**PROVIDED INFORMATION:**
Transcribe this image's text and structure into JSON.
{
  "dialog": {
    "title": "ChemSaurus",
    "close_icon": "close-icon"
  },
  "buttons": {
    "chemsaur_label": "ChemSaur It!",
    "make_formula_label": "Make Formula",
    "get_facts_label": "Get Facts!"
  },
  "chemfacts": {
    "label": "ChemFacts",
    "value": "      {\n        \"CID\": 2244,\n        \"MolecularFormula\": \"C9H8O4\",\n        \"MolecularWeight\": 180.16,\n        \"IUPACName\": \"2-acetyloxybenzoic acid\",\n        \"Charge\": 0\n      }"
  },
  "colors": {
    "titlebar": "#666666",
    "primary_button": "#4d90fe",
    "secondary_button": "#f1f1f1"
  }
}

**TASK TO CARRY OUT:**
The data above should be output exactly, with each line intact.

**ANSWER TO THE EXERCISE:**
Transcribe this image's text and structure into JSON.
{
  "dialog": {
    "title": "ChemSaurus",
    "close_icon": "close-icon"
  },
  "buttons": {
    "chemsaur_label": "ChemSaur It!",
    "make_formula_label": "Make Formula",
    "get_facts_label": "Get Facts!"
  },
  "chemfacts": {
    "label": "ChemFacts",
    "value": "      {\n        \"CID\": 2244,\n        \"MolecularFormula\": \"C9H8O4\",\n        \"MolecularWeight\": 180.16,\n        \"IUPACName\": \"2-acetyloxybenzoic acid\",\n        \"Charge\": 0\n      }"
  },
  "colors": {
    "titlebar": "#666666",
    "primary_button": "#4d90fe",
    "secondary_button": "#f1f1f1"
  }
}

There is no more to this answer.